**PROVIDED RECORDS**
☆ ☆ ☆
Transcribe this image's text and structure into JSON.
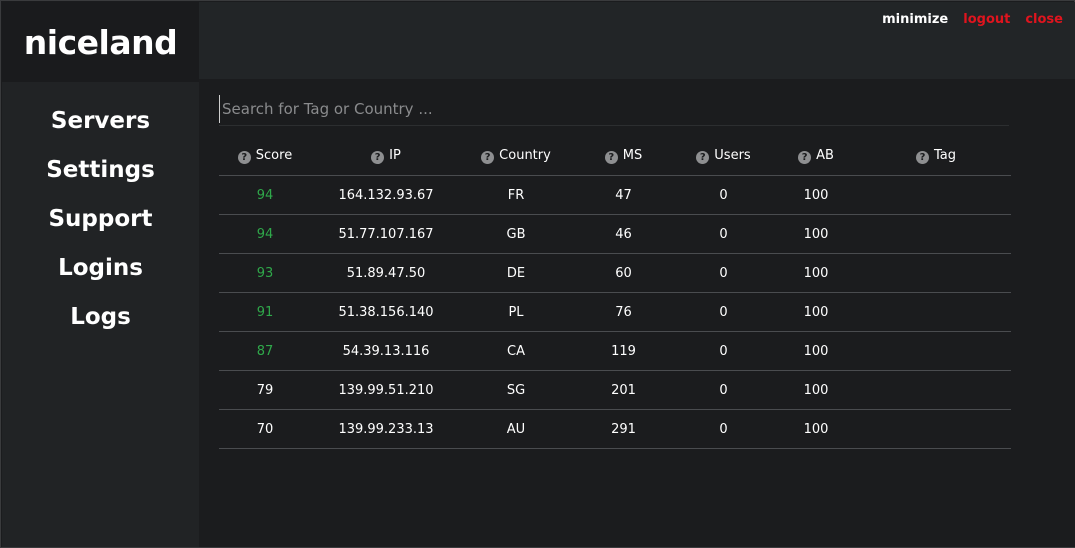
{
  "app": {
    "logo": "niceland"
  },
  "sidebar": {
    "items": [
      {
        "label": "Servers"
      },
      {
        "label": "Settings"
      },
      {
        "label": "Support"
      },
      {
        "label": "Logins"
      },
      {
        "label": "Logs"
      }
    ]
  },
  "window_controls": {
    "minimize": "minimize",
    "logout": "logout",
    "close": "close"
  },
  "search": {
    "placeholder": "Search for Tag or Country ..."
  },
  "table": {
    "headers": [
      "Score",
      "IP",
      "Country",
      "MS",
      "Users",
      "AB",
      "Tag"
    ],
    "rows": [
      {
        "score": "94",
        "ip": "164.132.93.67",
        "country": "FR",
        "ms": "47",
        "users": "0",
        "ab": "100",
        "tag": ""
      },
      {
        "score": "94",
        "ip": "51.77.107.167",
        "country": "GB",
        "ms": "46",
        "users": "0",
        "ab": "100",
        "tag": ""
      },
      {
        "score": "93",
        "ip": "51.89.47.50",
        "country": "DE",
        "ms": "60",
        "users": "0",
        "ab": "100",
        "tag": ""
      },
      {
        "score": "91",
        "ip": "51.38.156.140",
        "country": "PL",
        "ms": "76",
        "users": "0",
        "ab": "100",
        "tag": ""
      },
      {
        "score": "87",
        "ip": "54.39.13.116",
        "country": "CA",
        "ms": "119",
        "users": "0",
        "ab": "100",
        "tag": ""
      },
      {
        "score": "79",
        "ip": "139.99.51.210",
        "country": "SG",
        "ms": "201",
        "users": "0",
        "ab": "100",
        "tag": ""
      },
      {
        "score": "70",
        "ip": "139.99.233.13",
        "country": "AU",
        "ms": "291",
        "users": "0",
        "ab": "100",
        "tag": ""
      }
    ]
  },
  "colors": {
    "score_high": "#2fa84a",
    "accent_red": "#e0141e"
  }
}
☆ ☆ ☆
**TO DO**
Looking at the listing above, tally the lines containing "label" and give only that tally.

**RESULT OF THIS EXERCISE**
5